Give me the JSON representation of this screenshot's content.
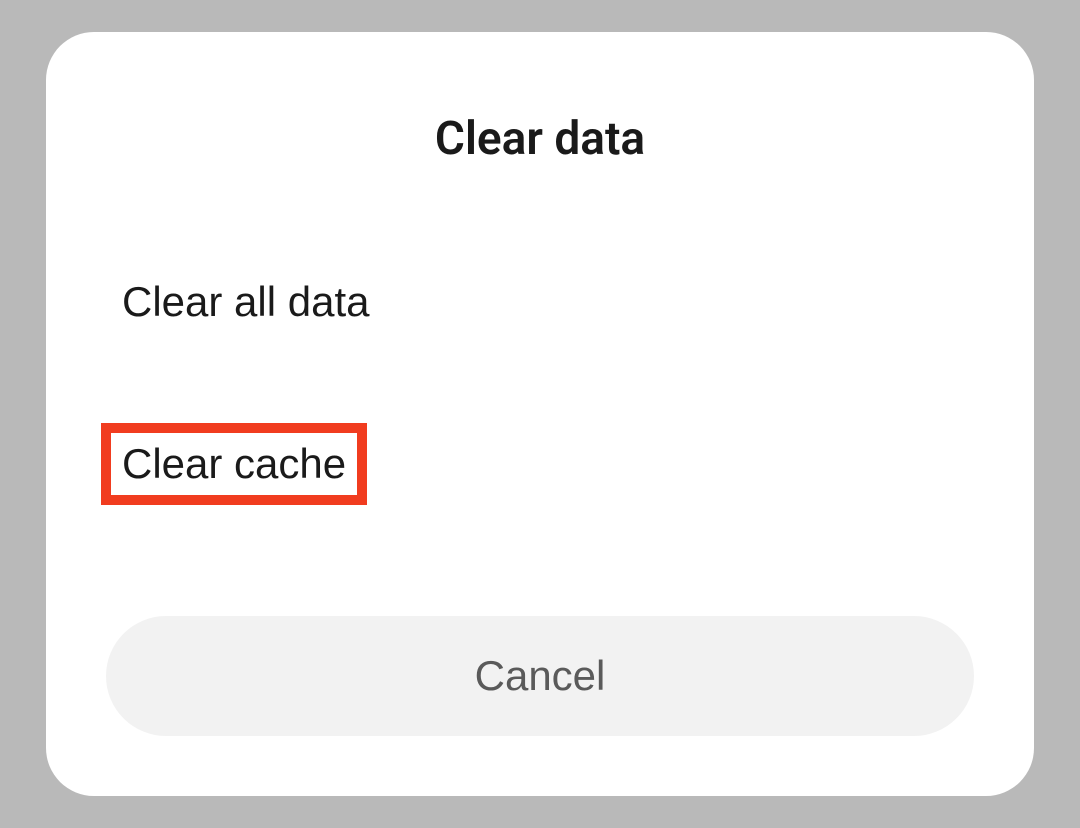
{
  "dialog": {
    "title": "Clear data",
    "options": [
      {
        "label": "Clear all data"
      },
      {
        "label": "Clear cache"
      }
    ],
    "cancel_label": "Cancel"
  },
  "colors": {
    "highlight": "#f13c1f",
    "background": "#b9b9b9",
    "dialog_bg": "#ffffff",
    "cancel_bg": "#f2f2f2"
  }
}
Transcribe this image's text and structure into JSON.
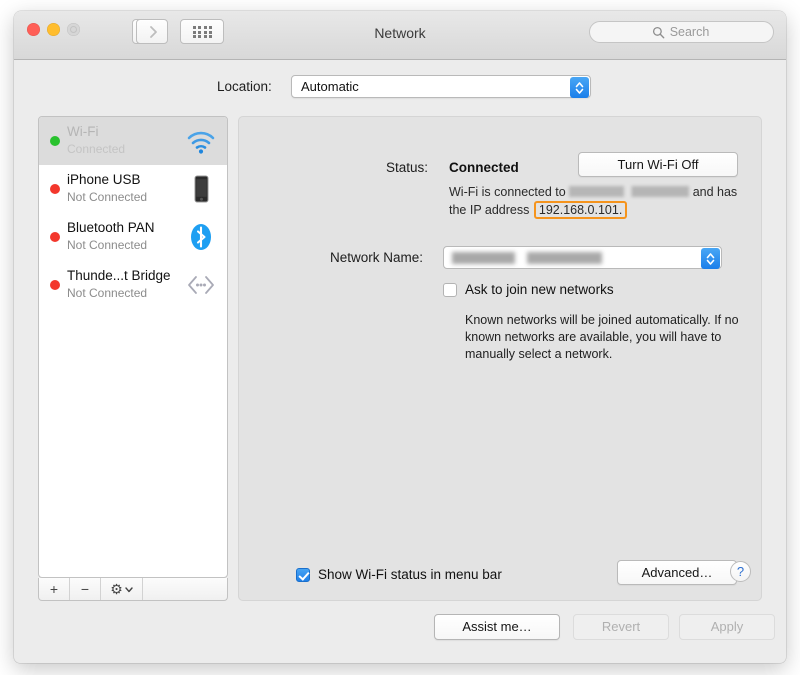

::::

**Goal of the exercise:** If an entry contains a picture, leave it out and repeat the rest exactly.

**Output below:**
Give me the JSON representation of this screenshot's content.
{
  "dialog": {
    "title": "Clear data",
    "options": [
      {
        "label": "Clear all data"
      },
      {
        "label": "Clear cache"
      }
    ],
    "cancel_label": "Cancel"
  },
  "colors": {
    "highlight": "#f13c1f",
    "background": "#b9b9b9",
    "dialog_bg": "#ffffff",
    "cancel_bg": "#f2f2f2"
  }
}
Transcribe this image's text and structure into JSON.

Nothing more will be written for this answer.